Comfort using cell phones could determine civic, political engagement

Sep 13, 2010
Comfort using cell phones could determine civic, political engagement

(PhysOrg.com) -- If you use your cell phone to talk about news of the day or to express opinions about issues, you are more likely to be civically and politically engaged, a new study says.

"The mobile phone is really expanding in terms of its use in ways that appear to foster connection to civic and political life," said Scott Campbell, an assistant professor of communication studies at the University of Michigan and study’s lead author. He co-wrote the study with Nojin Kwak, an associate professor in the Department of .

Study data came from a national mail survey following the 2006 mid-term Congressional elections. The sample reflected demographic distributions within the U.S. Census Bureau's divisions of household income, population density, panel member's age, gender and region.

Respondents reported the frequency in which they participated in a certain activity in the past two months.

involved activities such as working on community project, contributing money to or working on behalf of a social group or cause. Political participation involve attending a political meeting, rally or speech; circulating a petition for a candidate or issue; and contacting a public official.

The study factored 14 items to assess patterns, including popular activities of calling friends and family, using text/instant messaging and e-mailing.

Participants also responded to several statements about their comfort of using a cell phone and their answers were based on a six-point range scale from "definitely disagree" to "definitely agree."

Women and higher-educated respondents were more civically engaged, and those with greater interest in politics demonstrated greater participation in political events and opportunities, the findings showed.

The rapid evolution of cell phone technology—from a point-to-point interpersonal contact to a multifaceted tool for information access, distribution and management—creates new challenges for those with lower levels of technology fluency. This, the researchers said, can have a detrimental effect on one’s ability to maximize the benefits of the device.

Campbell said it would be difficult to extrapolate from these findings regarding what it means for teens who use cell phones differently than adults. Teen's primary cell phone use is texting with friends for social reasons, and social use does not detract from civic and political engagement, he said.

"Since informational use of the technology is positively linked to engagement, one might hope that as teens' use of the technology expands beyond texting with friends, so too might their connection to civic life," Campbell said.

Explore further: New poll reveals what Americans fear most

More information: Research paper online: onlinelibrary.wiley.com/doi/10… 010.01496.x/abstract

add to favorites email to friend print save as pdf

Related Stories

Study finds Web no equalizer for civic engagement

Sep 01, 2009

(AP) -- Unlike some people have hoped, the Internet hasn't led to big changes in the socio-economic makeup of Americans engaged in civic activities, a new study from the Pew Internet and American Life Project finds.

People Who Self-Censor Opinions Also Avoid Public Politics

Oct 11, 2006

Americans who are reluctant to openly express their opinions when they believe others disagree also tend to avoid publicly visible political activity, such as working for a political campaign or circulating petitions, a new ...

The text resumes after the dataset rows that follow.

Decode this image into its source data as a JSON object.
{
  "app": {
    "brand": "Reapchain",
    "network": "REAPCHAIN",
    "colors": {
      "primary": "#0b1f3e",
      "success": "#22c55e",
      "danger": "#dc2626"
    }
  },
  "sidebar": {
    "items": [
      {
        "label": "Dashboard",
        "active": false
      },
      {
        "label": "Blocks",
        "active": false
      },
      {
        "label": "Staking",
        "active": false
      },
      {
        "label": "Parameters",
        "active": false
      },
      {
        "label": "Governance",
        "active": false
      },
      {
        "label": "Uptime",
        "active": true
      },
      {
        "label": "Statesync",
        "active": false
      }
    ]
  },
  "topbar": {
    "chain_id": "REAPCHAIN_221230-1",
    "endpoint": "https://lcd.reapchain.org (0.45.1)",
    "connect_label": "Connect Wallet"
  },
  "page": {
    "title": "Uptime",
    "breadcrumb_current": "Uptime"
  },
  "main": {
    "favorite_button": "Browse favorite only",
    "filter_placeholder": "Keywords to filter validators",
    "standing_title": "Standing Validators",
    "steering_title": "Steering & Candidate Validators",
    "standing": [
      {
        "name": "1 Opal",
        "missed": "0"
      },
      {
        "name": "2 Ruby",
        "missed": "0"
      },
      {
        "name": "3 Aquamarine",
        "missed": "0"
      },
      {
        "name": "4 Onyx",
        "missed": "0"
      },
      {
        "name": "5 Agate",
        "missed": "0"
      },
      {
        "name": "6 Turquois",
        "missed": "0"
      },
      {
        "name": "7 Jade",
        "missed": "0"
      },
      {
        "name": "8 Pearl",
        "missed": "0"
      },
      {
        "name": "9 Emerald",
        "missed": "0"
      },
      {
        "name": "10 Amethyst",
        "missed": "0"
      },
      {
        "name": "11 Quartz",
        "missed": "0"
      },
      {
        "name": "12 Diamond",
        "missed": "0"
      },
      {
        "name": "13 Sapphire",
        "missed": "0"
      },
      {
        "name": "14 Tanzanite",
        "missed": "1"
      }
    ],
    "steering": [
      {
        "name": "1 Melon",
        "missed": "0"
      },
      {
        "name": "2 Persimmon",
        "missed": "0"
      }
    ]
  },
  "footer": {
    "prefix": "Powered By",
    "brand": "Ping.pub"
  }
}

Recommended for you

New poll reveals what Americans fear most

11 hours ago

Chapman University has initiated the first comprehensive nationwide study on what strikes fear in Americans in the first of what is a planned annual study. According to the Chapman poll, the number one fear in America today ...

Study shows how texas campus police tackle stalking

11 hours ago

One out of every five female students experience stalking victimization during their college career, but many of those cases are not reported to police, according to a study by the Crime Victims' Institute ...

How large-scale technology projects affect knowledge

14 hours ago

What do an accelerator complex at Cern, a manufacturing center in 19th century Philadelphia and lotus cultivation during the Qing dynasty all have in common? All such activities generate knowledge and know-how. ...

User comments : 0